ASSIGNMENT:
Write the records out again, exactly as they stand below.

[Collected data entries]
_ _ _ _ _ _ _
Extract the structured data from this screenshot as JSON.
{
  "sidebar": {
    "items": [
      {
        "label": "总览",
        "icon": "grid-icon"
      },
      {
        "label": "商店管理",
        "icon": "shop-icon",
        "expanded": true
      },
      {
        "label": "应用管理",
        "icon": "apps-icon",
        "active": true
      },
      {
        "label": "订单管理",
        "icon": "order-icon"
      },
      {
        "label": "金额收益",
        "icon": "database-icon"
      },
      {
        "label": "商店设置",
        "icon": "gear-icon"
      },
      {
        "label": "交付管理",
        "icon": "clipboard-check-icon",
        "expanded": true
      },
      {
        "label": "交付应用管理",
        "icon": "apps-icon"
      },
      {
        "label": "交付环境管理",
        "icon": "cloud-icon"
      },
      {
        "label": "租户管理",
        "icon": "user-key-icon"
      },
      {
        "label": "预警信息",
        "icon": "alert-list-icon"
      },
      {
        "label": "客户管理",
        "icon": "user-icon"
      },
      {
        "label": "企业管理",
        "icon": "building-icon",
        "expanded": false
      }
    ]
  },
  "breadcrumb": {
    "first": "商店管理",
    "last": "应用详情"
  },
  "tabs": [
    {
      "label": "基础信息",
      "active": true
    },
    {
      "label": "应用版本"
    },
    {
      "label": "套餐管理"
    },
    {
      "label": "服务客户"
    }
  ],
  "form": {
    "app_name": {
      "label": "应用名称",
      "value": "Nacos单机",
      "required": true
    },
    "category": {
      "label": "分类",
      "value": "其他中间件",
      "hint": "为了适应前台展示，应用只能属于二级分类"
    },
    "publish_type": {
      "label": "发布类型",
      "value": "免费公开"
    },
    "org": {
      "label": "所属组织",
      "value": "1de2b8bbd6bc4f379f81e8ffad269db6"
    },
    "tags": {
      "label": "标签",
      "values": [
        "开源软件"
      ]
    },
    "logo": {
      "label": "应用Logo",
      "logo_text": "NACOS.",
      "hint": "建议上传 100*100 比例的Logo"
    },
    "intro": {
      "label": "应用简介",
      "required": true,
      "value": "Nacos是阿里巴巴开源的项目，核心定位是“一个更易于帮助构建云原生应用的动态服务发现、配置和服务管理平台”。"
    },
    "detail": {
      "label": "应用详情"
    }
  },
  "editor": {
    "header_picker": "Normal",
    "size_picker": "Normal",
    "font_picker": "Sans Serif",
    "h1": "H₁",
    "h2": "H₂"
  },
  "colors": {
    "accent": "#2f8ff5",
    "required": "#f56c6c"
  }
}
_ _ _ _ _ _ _
FINISHED EXERCISE:
Extract the structured data from this screenshot as JSON.
{
  "sidebar": {
    "items": [
      {
        "label": "总览",
        "icon": "grid-icon"
      },
      {
        "label": "商店管理",
        "icon": "shop-icon",
        "expanded": true
      },
      {
        "label": "应用管理",
        "icon": "apps-icon",
        "active": true
      },
      {
        "label": "订单管理",
        "icon": "order-icon"
      },
      {
        "label": "金额收益",
        "icon": "database-icon"
      },
      {
        "label": "商店设置",
        "icon": "gear-icon"
      },
      {
        "label": "交付管理",
        "icon": "clipboard-check-icon",
        "expanded": true
      },
      {
        "label": "交付应用管理",
        "icon": "apps-icon"
      },
      {
        "label": "交付环境管理",
        "icon": "cloud-icon"
      },
      {
        "label": "租户管理",
        "icon": "user-key-icon"
      },
      {
        "label": "预警信息",
        "icon": "alert-list-icon"
      },
      {
        "label": "客户管理",
        "icon": "user-icon"
      },
      {
        "label": "企业管理",
        "icon": "building-icon",
        "expanded": false
      }
    ]
  },
  "breadcrumb": {
    "first": "商店管理",
    "last": "应用详情"
  },
  "tabs": [
    {
      "label": "基础信息",
      "active": true
    },
    {
      "label": "应用版本"
    },
    {
      "label": "套餐管理"
    },
    {
      "label": "服务客户"
    }
  ],
  "form": {
    "app_name": {
      "label": "应用名称",
      "value": "Nacos单机",
      "required": true
    },
    "category": {
      "label": "分类",
      "value": "其他中间件",
      "hint": "为了适应前台展示，应用只能属于二级分类"
    },
    "publish_type": {
      "label": "发布类型",
      "value": "免费公开"
    },
    "org": {
      "label": "所属组织",
      "value": "1de2b8bbd6bc4f379f81e8ffad269db6"
    },
    "tags": {
      "label": "标签",
      "values": [
        "开源软件"
      ]
    },
    "logo": {
      "label": "应用Logo",
      "logo_text": "NACOS.",
      "hint": "建议上传 100*100 比例的Logo"
    },
    "intro": {
      "label": "应用简介",
      "required": true,
      "value": "Nacos是阿里巴巴开源的项目，核心定位是“一个更易于帮助构建云原生应用的动态服务发现、配置和服务管理平台”。"
    },
    "detail": {
      "label": "应用详情"
    }
  },
  "editor": {
    "header_picker": "Normal",
    "size_picker": "Normal",
    "font_picker": "Sans Serif",
    "h1": "H₁",
    "h2": "H₂"
  },
  "colors": {
    "accent": "#2f8ff5",
    "required": "#f56c6c"
  }
}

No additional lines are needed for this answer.